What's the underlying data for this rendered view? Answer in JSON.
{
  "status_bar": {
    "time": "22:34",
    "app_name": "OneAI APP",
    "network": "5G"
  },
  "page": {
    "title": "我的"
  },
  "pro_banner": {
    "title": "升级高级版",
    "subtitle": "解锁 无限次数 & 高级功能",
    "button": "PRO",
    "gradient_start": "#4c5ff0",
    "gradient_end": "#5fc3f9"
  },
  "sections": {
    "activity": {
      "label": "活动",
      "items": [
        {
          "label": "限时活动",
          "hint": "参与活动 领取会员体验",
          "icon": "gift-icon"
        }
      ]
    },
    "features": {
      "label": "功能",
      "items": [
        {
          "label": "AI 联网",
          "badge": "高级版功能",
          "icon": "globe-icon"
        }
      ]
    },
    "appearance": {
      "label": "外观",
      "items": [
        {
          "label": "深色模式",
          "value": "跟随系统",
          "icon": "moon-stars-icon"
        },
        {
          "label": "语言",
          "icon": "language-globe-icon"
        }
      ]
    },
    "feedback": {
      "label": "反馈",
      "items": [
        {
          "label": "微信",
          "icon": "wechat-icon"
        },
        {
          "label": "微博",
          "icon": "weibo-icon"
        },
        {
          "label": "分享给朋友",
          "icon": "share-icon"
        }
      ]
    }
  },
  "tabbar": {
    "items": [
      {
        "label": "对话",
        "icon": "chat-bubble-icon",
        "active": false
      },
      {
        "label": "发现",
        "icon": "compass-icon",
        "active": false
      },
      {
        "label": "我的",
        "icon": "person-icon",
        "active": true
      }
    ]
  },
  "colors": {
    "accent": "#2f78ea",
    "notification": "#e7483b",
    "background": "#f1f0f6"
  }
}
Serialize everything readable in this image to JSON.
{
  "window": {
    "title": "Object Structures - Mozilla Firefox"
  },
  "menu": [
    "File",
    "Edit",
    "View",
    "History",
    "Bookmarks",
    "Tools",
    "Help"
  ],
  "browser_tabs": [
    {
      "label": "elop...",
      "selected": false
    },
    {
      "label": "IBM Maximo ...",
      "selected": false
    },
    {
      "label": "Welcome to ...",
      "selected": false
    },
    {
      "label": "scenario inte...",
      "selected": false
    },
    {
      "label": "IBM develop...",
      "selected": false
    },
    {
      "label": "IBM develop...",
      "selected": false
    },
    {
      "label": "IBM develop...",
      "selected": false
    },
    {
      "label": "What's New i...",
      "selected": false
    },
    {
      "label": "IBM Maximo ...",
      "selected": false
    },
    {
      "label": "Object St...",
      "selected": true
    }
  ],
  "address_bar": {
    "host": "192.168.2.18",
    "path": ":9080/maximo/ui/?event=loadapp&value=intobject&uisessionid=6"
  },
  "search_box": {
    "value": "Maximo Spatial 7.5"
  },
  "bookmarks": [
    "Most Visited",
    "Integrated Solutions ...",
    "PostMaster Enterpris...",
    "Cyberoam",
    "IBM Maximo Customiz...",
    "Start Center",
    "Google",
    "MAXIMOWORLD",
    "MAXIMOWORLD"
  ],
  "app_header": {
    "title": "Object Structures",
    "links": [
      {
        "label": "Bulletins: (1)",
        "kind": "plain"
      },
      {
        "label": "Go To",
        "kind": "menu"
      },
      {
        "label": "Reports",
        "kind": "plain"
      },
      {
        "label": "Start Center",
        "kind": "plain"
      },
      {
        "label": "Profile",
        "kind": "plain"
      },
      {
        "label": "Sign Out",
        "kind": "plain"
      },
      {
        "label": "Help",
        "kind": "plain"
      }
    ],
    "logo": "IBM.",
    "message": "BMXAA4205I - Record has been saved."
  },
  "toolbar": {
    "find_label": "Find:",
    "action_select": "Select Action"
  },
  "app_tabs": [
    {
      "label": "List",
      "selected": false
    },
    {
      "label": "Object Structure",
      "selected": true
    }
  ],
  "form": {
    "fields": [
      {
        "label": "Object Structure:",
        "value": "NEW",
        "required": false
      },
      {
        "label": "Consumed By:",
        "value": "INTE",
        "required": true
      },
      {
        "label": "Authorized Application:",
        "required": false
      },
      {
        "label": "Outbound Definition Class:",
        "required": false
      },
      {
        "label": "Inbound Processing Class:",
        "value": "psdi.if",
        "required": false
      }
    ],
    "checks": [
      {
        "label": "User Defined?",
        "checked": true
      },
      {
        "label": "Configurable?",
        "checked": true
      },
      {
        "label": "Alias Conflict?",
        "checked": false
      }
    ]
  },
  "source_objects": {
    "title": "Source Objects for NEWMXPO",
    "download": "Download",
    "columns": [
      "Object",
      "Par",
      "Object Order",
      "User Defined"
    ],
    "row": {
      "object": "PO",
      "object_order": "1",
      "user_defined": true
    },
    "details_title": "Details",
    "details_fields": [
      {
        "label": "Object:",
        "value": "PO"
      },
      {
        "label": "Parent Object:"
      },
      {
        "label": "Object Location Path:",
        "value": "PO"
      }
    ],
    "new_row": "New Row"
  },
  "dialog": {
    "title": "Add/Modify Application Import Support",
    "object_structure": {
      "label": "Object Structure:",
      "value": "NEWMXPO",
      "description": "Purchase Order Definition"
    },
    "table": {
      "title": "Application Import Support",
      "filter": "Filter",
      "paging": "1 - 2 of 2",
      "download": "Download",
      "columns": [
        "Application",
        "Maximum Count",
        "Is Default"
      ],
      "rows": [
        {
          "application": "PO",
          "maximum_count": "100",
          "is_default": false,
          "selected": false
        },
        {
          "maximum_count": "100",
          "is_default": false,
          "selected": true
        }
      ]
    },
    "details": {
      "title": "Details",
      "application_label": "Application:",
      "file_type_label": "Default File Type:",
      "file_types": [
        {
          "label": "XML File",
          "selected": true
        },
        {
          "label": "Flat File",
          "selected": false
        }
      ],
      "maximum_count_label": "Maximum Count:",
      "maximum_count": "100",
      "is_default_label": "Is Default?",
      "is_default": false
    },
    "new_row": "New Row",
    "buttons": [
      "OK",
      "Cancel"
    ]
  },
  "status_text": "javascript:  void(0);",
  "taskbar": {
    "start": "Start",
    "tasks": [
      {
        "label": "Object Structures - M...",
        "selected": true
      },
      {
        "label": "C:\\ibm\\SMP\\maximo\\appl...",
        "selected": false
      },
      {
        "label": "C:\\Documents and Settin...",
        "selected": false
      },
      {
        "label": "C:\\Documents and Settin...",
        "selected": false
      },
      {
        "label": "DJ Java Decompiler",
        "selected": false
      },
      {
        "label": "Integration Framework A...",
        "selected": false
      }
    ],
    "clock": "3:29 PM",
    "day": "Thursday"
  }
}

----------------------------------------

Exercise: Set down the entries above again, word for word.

Written response:
What's the underlying data for this rendered view? Answer in JSON.
{
  "status_bar": {
    "time": "22:34",
    "app_name": "OneAI APP",
    "network": "5G"
  },
  "page": {
    "title": "我的"
  },
  "pro_banner": {
    "title": "升级高级版",
    "subtitle": "解锁 无限次数 & 高级功能",
    "button": "PRO",
    "gradient_start": "#4c5ff0",
    "gradient_end": "#5fc3f9"
  },
  "sections": {
    "activity": {
      "label": "活动",
      "items": [
        {
          "label": "限时活动",
          "hint": "参与活动 领取会员体验",
          "icon": "gift-icon"
        }
      ]
    },
    "features": {
      "label": "功能",
      "items": [
        {
          "label": "AI 联网",
          "badge": "高级版功能",
          "icon": "globe-icon"
        }
      ]
    },
    "appearance": {
      "label": "外观",
      "items": [
        {
          "label": "深色模式",
          "value": "跟随系统",
          "icon": "moon-stars-icon"
        },
        {
          "label": "语言",
          "icon": "language-globe-icon"
        }
      ]
    },
    "feedback": {
      "label": "反馈",
      "items": [
        {
          "label": "微信",
          "icon": "wechat-icon"
        },
        {
          "label": "微博",
          "icon": "weibo-icon"
        },
        {
          "label": "分享给朋友",
          "icon": "share-icon"
        }
      ]
    }
  },
  "tabbar": {
    "items": [
      {
        "label": "对话",
        "icon": "chat-bubble-icon",
        "active": false
      },
      {
        "label": "发现",
        "icon": "compass-icon",
        "active": false
      },
      {
        "label": "我的",
        "icon": "person-icon",
        "active": true
      }
    ]
  },
  "colors": {
    "accent": "#2f78ea",
    "notification": "#e7483b",
    "background": "#f1f0f6"
  }
}
Serialize everything readable in this image to JSON.
{
  "window": {
    "title": "Object Structures - Mozilla Firefox"
  },
  "menu": [
    "File",
    "Edit",
    "View",
    "History",
    "Bookmarks",
    "Tools",
    "Help"
  ],
  "browser_tabs": [
    {
      "label": "elop...",
      "selected": false
    },
    {
      "label": "IBM Maximo ...",
      "selected": false
    },
    {
      "label": "Welcome to ...",
      "selected": false
    },
    {
      "label": "scenario inte...",
      "selected": false
    },
    {
      "label": "IBM develop...",
      "selected": false
    },
    {
      "label": "IBM develop...",
      "selected": false
    },
    {
      "label": "IBM develop...",
      "selected": false
    },
    {
      "label": "What's New i...",
      "selected": false
    },
    {
      "label": "IBM Maximo ...",
      "selected": false
    },
    {
      "label": "Object St...",
      "selected": true
    }
  ],
  "address_bar": {
    "host": "192.168.2.18",
    "path": ":9080/maximo/ui/?event=loadapp&value=intobject&uisessionid=6"
  },
  "search_box": {
    "value": "Maximo Spatial 7.5"
  },
  "bookmarks": [
    "Most Visited",
    "Integrated Solutions ...",
    "PostMaster Enterpris...",
    "Cyberoam",
    "IBM Maximo Customiz...",
    "Start Center",
    "Google",
    "MAXIMOWORLD",
    "MAXIMOWORLD"
  ],
  "app_header": {
    "title": "Object Structures",
    "links": [
      {
        "label": "Bulletins: (1)",
        "kind": "plain"
      },
      {
        "label": "Go To",
        "kind": "menu"
      },
      {
        "label": "Reports",
        "kind": "plain"
      },
      {
        "label": "Start Center",
        "kind": "plain"
      },
      {
        "label": "Profile",
        "kind": "plain"
      },
      {
        "label": "Sign Out",
        "kind": "plain"
      },
      {
        "label": "Help",
        "kind": "plain"
      }
    ],
    "logo": "IBM.",
    "message": "BMXAA4205I - Record has been saved."
  },
  "toolbar": {
    "find_label": "Find:",
    "action_select": "Select Action"
  },
  "app_tabs": [
    {
      "label": "List",
      "selected": false
    },
    {
      "label": "Object Structure",
      "selected": true
    }
  ],
  "form": {
    "fields": [
      {
        "label": "Object Structure:",
        "value": "NEW",
        "required": false
      },
      {
        "label": "Consumed By:",
        "value": "INTE",
        "required": true
      },
      {
        "label": "Authorized Application:",
        "required": false
      },
      {
        "label": "Outbound Definition Class:",
        "required": false
      },
      {
        "label": "Inbound Processing Class:",
        "value": "psdi.if",
        "required": false
      }
    ],
    "checks": [
      {
        "label": "User Defined?",
        "checked": true
      },
      {
        "label": "Configurable?",
        "checked": true
      },
      {
        "label": "Alias Conflict?",
        "checked": false
      }
    ]
  },
  "source_objects": {
    "title": "Source Objects for NEWMXPO",
    "download": "Download",
    "columns": [
      "Object",
      "Par",
      "Object Order",
      "User Defined"
    ],
    "row": {
      "object": "PO",
      "object_order": "1",
      "user_defined": true
    },
    "details_title": "Details",
    "details_fields": [
      {
        "label": "Object:",
        "value": "PO"
      },
      {
        "label": "Parent Object:"
      },
      {
        "label": "Object Location Path:",
        "value": "PO"
      }
    ],
    "new_row": "New Row"
  },
  "dialog": {
    "title": "Add/Modify Application Import Support",
    "object_structure": {
      "label": "Object Structure:",
      "value": "NEWMXPO",
      "description": "Purchase Order Definition"
    },
    "table": {
      "title": "Application Import Support",
      "filter": "Filter",
      "paging": "1 - 2 of 2",
      "download": "Download",
      "columns": [
        "Application",
        "Maximum Count",
        "Is Default"
      ],
      "rows": [
        {
          "application": "PO",
          "maximum_count": "100",
          "is_default": false,
          "selected": false
        },
        {
          "maximum_count": "100",
          "is_default": false,
          "selected": true
        }
      ]
    },
    "details": {
      "title": "Details",
      "application_label": "Application:",
      "file_type_label": "Default File Type:",
      "file_types": [
        {
          "label": "XML File",
          "selected": true
        },
        {
          "label": "Flat File",
          "selected": false
        }
      ],
      "maximum_count_label": "Maximum Count:",
      "maximum_count": "100",
      "is_default_label": "Is Default?",
      "is_default": false
    },
    "new_row": "New Row",
    "buttons": [
      "OK",
      "Cancel"
    ]
  },
  "status_text": "javascript:  void(0);",
  "taskbar": {
    "start": "Start",
    "tasks": [
      {
        "label": "Object Structures - M...",
        "selected": true
      },
      {
        "label": "C:\\ibm\\SMP\\maximo\\appl...",
        "selected": false
      },
      {
        "label": "C:\\Documents and Settin...",
        "selected": false
      },
      {
        "label": "C:\\Documents and Settin...",
        "selected": false
      },
      {
        "label": "DJ Java Decompiler",
        "selected": false
      },
      {
        "label": "Integration Framework A...",
        "selected": false
      }
    ],
    "clock": "3:29 PM",
    "day": "Thursday"
  }
}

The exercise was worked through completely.